Myrtle only stopped when a small flotilla of mallards barged through the middle of the iris bed. This was an adult female (cane) with three well grown youngsters (canetons) at least as big as she was. La cane could easily have been "our" duck whose progress we observed over so many weeks. If so, she did well to raise three ducklings to the point where they will soon be independent. Myrtle's crew has a long way to go before that stage.

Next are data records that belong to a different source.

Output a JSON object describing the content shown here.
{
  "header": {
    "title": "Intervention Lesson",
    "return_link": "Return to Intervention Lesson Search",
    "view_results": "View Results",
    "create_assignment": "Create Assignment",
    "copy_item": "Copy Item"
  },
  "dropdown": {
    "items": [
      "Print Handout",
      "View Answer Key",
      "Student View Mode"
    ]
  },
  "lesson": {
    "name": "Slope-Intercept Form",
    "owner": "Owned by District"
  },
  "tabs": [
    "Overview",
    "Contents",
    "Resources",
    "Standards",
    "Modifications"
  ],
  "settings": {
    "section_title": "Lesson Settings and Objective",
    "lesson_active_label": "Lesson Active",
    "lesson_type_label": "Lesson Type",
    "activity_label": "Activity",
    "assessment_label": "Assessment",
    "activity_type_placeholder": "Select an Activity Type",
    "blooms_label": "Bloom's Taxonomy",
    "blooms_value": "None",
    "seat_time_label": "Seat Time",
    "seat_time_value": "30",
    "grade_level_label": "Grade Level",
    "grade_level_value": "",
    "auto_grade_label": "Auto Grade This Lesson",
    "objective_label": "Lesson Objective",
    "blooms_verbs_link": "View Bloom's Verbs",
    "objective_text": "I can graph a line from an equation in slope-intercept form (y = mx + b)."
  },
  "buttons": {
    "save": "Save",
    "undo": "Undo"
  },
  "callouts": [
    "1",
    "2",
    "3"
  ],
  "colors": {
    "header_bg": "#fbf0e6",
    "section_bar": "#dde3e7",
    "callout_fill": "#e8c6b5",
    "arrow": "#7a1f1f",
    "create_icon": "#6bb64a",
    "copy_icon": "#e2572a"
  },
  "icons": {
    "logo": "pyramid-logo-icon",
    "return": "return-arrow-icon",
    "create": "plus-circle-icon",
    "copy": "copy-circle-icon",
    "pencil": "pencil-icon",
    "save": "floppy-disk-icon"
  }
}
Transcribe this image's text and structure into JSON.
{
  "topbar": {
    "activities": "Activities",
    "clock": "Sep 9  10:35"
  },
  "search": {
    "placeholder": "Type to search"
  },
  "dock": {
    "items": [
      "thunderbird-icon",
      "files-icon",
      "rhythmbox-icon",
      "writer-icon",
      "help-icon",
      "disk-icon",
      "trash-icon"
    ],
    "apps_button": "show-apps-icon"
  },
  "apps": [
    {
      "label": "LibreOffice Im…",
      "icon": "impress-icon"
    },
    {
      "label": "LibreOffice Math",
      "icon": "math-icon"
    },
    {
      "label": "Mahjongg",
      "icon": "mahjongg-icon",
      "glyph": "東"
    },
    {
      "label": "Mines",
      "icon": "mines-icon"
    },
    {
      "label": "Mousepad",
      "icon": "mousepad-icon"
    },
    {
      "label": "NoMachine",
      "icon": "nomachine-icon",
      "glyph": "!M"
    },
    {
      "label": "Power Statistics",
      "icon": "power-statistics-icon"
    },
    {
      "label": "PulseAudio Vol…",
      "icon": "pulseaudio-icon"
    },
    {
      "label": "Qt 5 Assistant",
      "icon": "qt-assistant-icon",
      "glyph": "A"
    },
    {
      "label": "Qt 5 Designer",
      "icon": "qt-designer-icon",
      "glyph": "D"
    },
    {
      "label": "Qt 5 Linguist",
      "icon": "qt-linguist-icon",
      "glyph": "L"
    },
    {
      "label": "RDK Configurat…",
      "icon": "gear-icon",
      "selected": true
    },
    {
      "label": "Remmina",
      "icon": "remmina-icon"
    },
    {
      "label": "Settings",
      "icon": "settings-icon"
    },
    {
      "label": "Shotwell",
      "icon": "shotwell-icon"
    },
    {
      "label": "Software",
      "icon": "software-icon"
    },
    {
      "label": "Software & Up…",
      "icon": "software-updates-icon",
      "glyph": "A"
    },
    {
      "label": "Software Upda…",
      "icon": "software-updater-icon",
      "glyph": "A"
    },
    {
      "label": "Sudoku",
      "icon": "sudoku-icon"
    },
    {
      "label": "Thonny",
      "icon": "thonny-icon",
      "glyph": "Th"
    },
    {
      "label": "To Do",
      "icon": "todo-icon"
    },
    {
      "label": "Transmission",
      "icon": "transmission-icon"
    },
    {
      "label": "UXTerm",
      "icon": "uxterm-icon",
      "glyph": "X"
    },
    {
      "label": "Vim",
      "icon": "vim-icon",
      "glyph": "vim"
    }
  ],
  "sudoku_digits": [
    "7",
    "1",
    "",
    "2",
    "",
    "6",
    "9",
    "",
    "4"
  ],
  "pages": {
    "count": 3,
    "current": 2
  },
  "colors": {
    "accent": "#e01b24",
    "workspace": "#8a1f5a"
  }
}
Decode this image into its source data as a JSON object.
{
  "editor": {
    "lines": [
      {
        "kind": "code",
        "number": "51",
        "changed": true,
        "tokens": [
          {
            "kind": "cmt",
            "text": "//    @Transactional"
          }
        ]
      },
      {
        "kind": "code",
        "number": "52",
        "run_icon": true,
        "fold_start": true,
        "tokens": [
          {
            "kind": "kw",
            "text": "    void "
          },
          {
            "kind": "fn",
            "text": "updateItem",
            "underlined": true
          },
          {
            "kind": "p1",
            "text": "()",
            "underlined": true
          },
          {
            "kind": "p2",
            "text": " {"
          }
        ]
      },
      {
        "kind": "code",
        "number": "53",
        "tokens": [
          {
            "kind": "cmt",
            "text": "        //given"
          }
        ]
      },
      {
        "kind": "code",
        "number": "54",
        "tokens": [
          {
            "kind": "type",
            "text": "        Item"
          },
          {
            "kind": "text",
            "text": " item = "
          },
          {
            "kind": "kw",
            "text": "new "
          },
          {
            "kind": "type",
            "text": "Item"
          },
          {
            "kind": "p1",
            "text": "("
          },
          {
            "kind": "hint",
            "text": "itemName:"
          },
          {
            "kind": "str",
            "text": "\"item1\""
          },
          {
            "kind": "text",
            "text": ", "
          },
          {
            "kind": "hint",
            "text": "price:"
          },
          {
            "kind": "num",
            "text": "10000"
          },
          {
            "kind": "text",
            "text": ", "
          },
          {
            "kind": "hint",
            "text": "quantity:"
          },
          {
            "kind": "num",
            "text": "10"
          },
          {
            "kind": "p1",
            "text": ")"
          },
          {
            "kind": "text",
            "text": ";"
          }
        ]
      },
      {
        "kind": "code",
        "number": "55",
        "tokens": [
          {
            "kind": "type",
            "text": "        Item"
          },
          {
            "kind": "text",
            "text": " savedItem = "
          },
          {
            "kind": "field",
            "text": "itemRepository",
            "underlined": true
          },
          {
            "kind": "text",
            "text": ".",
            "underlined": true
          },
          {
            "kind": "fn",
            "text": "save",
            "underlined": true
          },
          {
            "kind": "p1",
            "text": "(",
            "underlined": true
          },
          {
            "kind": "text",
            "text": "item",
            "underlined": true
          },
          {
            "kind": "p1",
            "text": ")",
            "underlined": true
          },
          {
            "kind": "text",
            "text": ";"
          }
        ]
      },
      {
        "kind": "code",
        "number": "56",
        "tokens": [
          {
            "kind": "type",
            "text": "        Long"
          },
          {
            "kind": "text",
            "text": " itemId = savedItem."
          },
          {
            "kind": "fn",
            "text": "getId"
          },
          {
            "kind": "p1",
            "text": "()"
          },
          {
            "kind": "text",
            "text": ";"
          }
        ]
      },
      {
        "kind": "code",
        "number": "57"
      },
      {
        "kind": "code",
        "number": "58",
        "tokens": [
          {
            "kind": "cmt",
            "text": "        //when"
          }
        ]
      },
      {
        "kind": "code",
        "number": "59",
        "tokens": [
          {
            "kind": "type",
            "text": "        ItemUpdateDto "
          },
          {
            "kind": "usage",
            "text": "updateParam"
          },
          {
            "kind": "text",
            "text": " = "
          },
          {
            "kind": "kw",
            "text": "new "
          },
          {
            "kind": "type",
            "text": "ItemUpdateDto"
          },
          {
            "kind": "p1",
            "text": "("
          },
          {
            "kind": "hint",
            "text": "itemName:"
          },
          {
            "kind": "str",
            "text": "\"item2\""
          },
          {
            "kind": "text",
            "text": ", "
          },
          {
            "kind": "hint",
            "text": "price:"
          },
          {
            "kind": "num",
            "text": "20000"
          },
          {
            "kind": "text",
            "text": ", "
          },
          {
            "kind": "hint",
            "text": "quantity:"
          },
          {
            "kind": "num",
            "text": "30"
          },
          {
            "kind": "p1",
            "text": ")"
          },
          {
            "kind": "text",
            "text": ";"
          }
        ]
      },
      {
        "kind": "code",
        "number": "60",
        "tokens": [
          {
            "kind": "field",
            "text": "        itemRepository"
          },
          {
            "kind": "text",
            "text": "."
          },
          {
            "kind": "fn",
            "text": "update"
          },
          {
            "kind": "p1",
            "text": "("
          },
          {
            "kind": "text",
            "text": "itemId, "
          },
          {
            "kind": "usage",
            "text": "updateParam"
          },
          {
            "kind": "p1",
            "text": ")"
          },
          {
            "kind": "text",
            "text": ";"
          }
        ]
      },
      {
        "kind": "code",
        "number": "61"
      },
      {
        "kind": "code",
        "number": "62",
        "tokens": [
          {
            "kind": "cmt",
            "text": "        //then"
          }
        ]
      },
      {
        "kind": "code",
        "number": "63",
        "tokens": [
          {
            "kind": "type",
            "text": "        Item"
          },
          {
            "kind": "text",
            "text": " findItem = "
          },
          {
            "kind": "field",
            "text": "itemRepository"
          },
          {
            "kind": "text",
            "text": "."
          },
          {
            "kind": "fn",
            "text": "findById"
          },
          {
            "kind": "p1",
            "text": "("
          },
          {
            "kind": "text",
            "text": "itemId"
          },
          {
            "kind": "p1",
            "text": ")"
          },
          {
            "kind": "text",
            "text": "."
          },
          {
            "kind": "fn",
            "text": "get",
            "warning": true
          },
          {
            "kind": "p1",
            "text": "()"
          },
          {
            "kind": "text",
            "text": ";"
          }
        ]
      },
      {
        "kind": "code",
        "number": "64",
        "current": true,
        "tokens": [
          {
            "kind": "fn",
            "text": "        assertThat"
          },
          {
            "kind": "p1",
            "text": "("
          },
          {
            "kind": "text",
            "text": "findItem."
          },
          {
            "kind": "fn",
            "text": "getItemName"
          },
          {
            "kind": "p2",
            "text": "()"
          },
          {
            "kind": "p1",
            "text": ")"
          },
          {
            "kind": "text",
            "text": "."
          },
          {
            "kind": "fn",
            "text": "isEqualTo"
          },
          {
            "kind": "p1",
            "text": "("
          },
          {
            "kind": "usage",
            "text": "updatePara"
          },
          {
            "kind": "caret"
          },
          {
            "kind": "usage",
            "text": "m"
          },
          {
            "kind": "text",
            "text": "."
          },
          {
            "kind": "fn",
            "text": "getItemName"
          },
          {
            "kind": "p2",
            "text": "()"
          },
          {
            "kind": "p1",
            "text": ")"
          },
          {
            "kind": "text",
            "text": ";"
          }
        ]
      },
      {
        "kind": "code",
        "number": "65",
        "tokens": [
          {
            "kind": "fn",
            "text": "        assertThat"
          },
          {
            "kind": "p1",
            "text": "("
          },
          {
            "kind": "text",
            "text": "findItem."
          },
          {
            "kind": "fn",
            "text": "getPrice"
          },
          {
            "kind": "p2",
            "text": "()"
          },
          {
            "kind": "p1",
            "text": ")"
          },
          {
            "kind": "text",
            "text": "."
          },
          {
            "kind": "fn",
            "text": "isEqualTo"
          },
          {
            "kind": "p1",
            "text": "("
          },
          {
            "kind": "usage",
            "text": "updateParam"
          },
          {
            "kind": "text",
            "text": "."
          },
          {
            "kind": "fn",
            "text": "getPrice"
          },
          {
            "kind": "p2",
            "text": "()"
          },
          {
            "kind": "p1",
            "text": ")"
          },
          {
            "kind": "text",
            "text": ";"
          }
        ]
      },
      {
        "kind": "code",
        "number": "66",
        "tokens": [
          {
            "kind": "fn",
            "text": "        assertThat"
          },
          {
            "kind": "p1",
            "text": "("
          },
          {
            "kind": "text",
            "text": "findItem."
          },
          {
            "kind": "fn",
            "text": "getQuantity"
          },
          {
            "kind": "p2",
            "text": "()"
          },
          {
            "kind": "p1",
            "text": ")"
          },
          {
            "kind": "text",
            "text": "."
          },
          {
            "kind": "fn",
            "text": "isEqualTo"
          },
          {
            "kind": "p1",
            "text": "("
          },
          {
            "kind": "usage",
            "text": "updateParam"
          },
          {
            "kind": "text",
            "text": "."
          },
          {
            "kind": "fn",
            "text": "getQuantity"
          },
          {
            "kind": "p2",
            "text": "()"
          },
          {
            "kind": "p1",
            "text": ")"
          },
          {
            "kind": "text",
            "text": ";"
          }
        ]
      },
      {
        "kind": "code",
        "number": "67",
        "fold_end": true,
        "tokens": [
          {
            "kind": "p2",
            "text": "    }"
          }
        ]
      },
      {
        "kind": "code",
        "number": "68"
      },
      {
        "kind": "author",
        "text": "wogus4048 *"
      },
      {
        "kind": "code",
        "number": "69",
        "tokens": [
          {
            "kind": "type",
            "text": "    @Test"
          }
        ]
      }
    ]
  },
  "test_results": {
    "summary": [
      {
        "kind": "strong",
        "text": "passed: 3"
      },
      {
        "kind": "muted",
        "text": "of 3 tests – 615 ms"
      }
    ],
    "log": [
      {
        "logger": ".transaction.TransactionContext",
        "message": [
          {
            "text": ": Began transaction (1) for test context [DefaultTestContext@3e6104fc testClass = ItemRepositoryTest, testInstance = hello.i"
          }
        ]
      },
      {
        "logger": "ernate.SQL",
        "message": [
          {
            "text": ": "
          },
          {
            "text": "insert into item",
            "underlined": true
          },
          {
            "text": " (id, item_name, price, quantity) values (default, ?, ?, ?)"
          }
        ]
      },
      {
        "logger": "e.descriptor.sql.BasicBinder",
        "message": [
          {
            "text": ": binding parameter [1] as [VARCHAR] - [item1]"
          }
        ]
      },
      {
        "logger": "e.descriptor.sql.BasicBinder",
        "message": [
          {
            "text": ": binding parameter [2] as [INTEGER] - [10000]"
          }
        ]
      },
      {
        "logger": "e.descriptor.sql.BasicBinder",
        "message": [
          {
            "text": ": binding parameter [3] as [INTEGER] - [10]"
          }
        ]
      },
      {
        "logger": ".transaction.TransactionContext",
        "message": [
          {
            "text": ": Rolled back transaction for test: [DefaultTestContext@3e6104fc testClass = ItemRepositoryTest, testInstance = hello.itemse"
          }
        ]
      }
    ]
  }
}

She had to reinforce the platform again today (14th July). The second adult seemed rather dithery, swimming up and down aimlessly most of the time, although she may have been guarding the chicks again. One chick insists on staying with Myrtle, and was treated to a sharp peck for getting out of hand. In one furious burst of activity the adults were working together, Myrtle (the dominant bird, generally the female in any kind of pair) was working on the platform while her helper carried materials in from the bank.

The helper is probably a daughter, a younger sibling or even an aunt. This kind of cooperation outside the pair bond is found normally between birds that are related. She has a small platform of her own, under the far bank. And some day she may become Myrtle and take over the iris bed.

Monday, 7 July 2014

The kingfisher trap

According to Tim, Bill Oddie described the "Kingfisher Trap" on one of his wildlife TV programs, but short of buying the DVD boxed sets and playing them all, I couldn't say which one. I have a small side bet on "How to Watch Wildlife", a series first broadcast on BBC2 in early 2005.

The reasoning behind the Kingfisher Trap goes like this:
  • birds never sit still
  • when they sit still, you can't see them properly
  • when you can see them properly, you haven't got your camera with you
  • so you provide them with a perch positioned where you can see it, and you sit there with your camera and take pictures when the bird turns up.
It works.

My first ever picture of a kingfisher - an adult male

All you do is fix a pole over the water where the electric blue bullet whizzes to and fro, making that piercing "Hweet" call. This one is over the millstream, visible (after a little judicious gardening) from the bedroom window. You still have to find a way of persuading your kingfisher to stay long enough to focus the camera, but that's down to the likely prey in the chosen stretch of water. No prey, no stay.

Other birds like to use the kingfisher trap, too. It provides a convenient spot for an incoming bird with food for chicks to check that all is well and no predators are watching before going to the nest.

Female blackcap with breakfast

This pair of blackcaps has a second brood, having successfully raised about four from the first. They have relocated to the side of the tree nursery area, in a space previously occupied by a wren. She used the perch too, and is also on a second brood, somewhere.

Other species, such as grey wagtails, use the perch as a survey point to catch insects over the water. Last Friday a family group of at least four birds, adults and young, landed on the pole in great excitement. Unfortunately the evening sunlight was coming straight down the pole and all I got in the picture was a reflection of the camera.